Co-op have announced that they will switch to 100% British bacon and lamb in all of their own brand products.  Co-op already have an impressive record of backing British farming and I would like to take this opportunity to commend them for taking this one step further.

This is a move that will be appreciated by many of their existing customers and I have no doubt that this policy will attract new customers to Co-op stores.

British farming has faced many challenges in recent years and support from stores like Co-op and restaurants like McDonalds already play a key role in supporting literally tens of thousands of farms all across the UK.   I hope that more companies will following in Co-op’s very impressive footsteps.

 

Regards,

Jonathan Arnott MEP

LETTERS

Re. the new UKIP vision for the North East

Dear Editor

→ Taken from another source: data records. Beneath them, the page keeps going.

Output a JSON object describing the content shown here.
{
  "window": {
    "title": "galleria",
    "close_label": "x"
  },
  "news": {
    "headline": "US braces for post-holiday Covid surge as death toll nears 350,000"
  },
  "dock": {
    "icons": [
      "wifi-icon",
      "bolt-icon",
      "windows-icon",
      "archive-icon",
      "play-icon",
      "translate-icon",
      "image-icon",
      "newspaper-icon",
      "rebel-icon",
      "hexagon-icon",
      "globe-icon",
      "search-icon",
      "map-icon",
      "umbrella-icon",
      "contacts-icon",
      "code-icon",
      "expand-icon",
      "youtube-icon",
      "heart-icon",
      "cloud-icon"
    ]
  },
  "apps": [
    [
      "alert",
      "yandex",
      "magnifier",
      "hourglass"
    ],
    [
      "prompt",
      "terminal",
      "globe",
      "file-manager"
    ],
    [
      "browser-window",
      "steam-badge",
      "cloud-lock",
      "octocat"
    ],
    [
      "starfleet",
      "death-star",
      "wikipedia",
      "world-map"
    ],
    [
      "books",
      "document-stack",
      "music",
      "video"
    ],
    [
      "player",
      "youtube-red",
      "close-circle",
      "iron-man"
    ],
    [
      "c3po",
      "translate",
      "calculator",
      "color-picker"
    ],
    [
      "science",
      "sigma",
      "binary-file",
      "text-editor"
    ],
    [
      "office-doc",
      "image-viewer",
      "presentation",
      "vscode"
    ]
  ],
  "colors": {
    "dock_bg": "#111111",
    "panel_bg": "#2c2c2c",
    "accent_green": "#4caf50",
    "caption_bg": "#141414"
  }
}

Well done to John Graham (Sep 9) for a spectacularly inaccurate letter attacking me over UKIP’s Vision For The North East, and rebranding it as ‘my’ vision. That’s somewhat insulting to those in the region who worked hard on this document, including our regional chairman Coun. Turner, the leader of the opposition on Hartlepool Council Coun. Tennant, our North Tyneside Chairman Gary Legg, and our Wansbeck Chairman Allyn Roberts to name but a few.

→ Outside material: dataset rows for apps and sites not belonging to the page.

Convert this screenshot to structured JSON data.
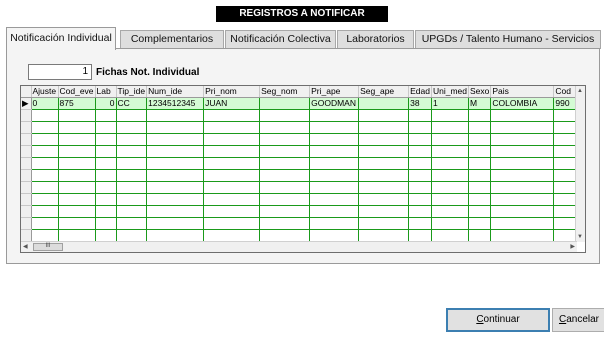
{
  "window": {
    "title": "REGISTROS A NOTIFICAR"
  },
  "tabs": [
    {
      "label": "Notificación Individual"
    },
    {
      "label": "Complementarios"
    },
    {
      "label": "Notificación Colectiva"
    },
    {
      "label": "Laboratorios"
    },
    {
      "label": "UPGDs / Talento Humano - Servicios"
    }
  ],
  "record_count": {
    "value": "1",
    "label": "Fichas Not. Individual"
  },
  "grid": {
    "columns": [
      "Ajuste",
      "Cod_eve",
      "Lab",
      "Tip_ide",
      "Num_ide",
      "Pri_nom",
      "Seg_nom",
      "Pri_ape",
      "Seg_ape",
      "Edad",
      "Uni_med",
      "Sexo",
      "Pais",
      "Cod"
    ],
    "rows": [
      [
        "0",
        "875",
        "0",
        "CC",
        "1234512345",
        "JUAN",
        "",
        "GOODMAN",
        "",
        "38",
        "1",
        "M",
        "COLOMBIA",
        "990"
      ]
    ],
    "row_indicator_icon": "row-pointer-icon",
    "scroll_thumb_label": "III"
  },
  "buttons": {
    "continuar": {
      "mnemonic": "C",
      "rest": "ontinuar"
    },
    "cancelar": {
      "mnemonic": "C",
      "rest": "ancelar"
    }
  },
  "colors": {
    "grid_lines": "#1a9a1a",
    "selected_row": "#d4fbd4",
    "title_bg": "#000000"
  }
}
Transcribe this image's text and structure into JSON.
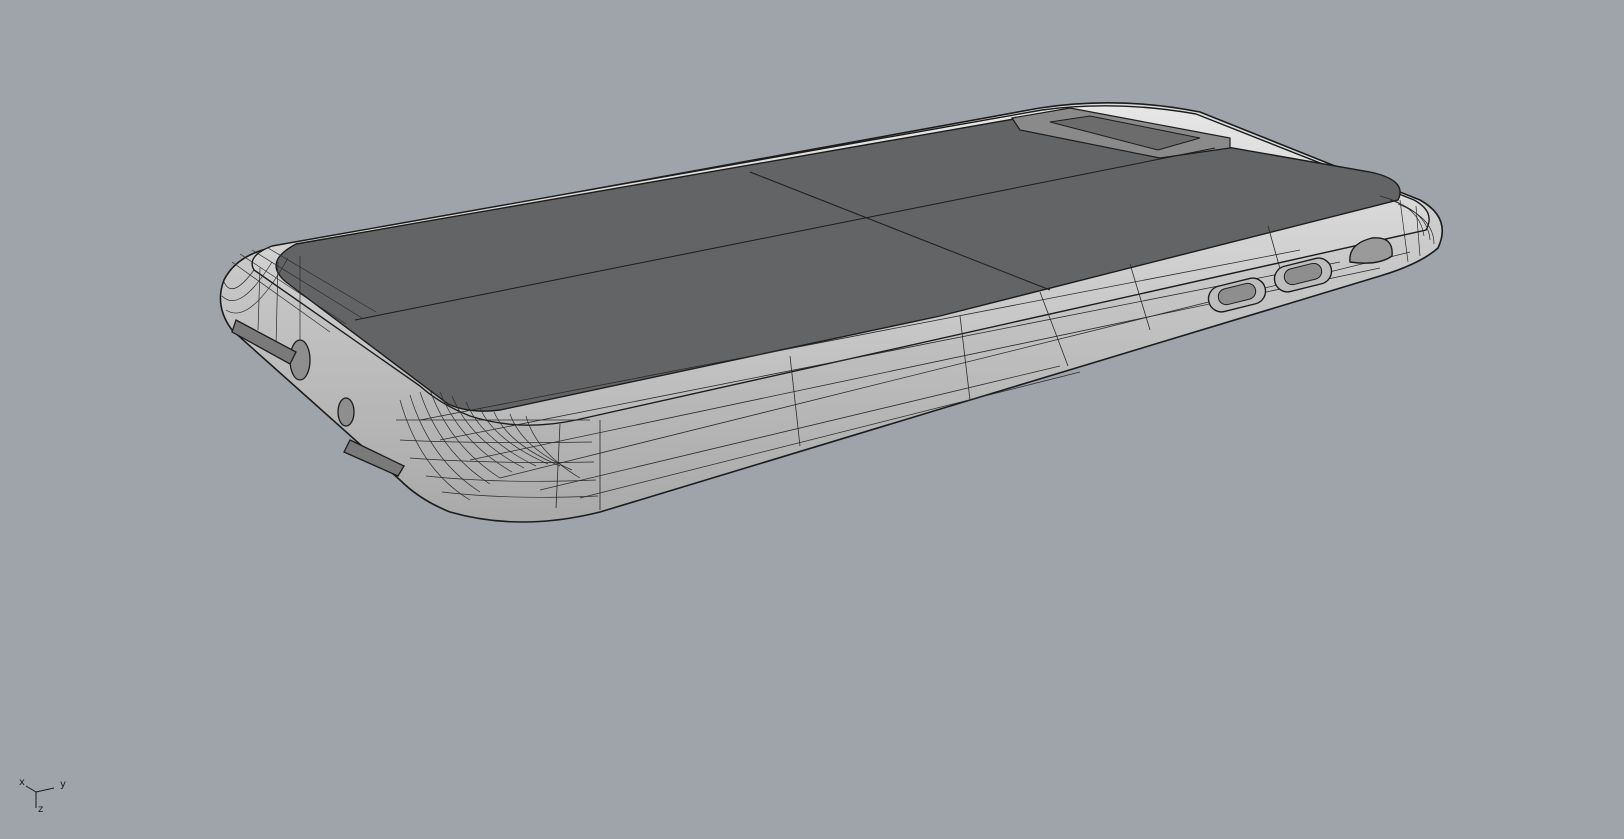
{
  "viewport": {
    "background": "#9ea4aa",
    "display_mode": "shaded-wireframe"
  },
  "model": {
    "name": "phone-case",
    "shell_color": "#d2d2d2",
    "panel_color": "#636466",
    "wire_color": "#1c1c1c"
  },
  "axes": {
    "x_label": "x",
    "y_label": "y",
    "z_label": "z"
  }
}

Apparently I’m ‘locked away in Brussels trying half-heartedly’ – a bizarre claim given my 97% voting record and more speeches than any other British MEP of any party, but don’t let the facts get in the way of your stereotypical view of UKIP!

And yes, the North East gets some money back from the EU. But all European Union funding, everywhere in the UK, comes back from the money that we send to them in the first place through our taxes. We could, and should, replace every penny of that money from the UK exchequer – as I have consistently argued.

Then it seems to irk him that we want the Ashington to Newcastle railway line reopened. We’re apparently not allowed to want that because another party also wants the same thing. That represents everything that’s wrong with politics; our Vision is 12 detailed pages but heaven forfend if one sentence happens to agree with another party!

I wonder if he wants a no-platform policy for UKIP on railways?

Regards,

Jonathan Arnott MEP

UKIP, North East

LETTERS

KLM investment could be an important step in reviving the fortunes of Durham Tees Valley Airport

Dear Editor,

 

I was very pleased to hear that after seeing a rise in passenger numbers KLM have agreed a new deal to continue operations at Durham Tees Valley Airport.

 

UKIP believe that Tees Valley Airport is a viable venture, we want to see a vibrant airport for both passenger and freight flights operating at Tees Valley site and we welcome this investment from KLM.  We feel that the North East needs to receive significant investment in local infrastructure and we believe that investing in Tees Valley Airport should be a key part of this strategy.

 

Although it seems that opportunities to advance the airport may have been missed in the past, I believe that this commitment from KLM could be an important step in reviving the fortunes of this airport  I hope that the airport management and its owners will continue to work with airlines, local businesses and political figures to work towards opening up more routes, services and flights in Tees Valley.

 

Regards,

Jonathan Arnott MEP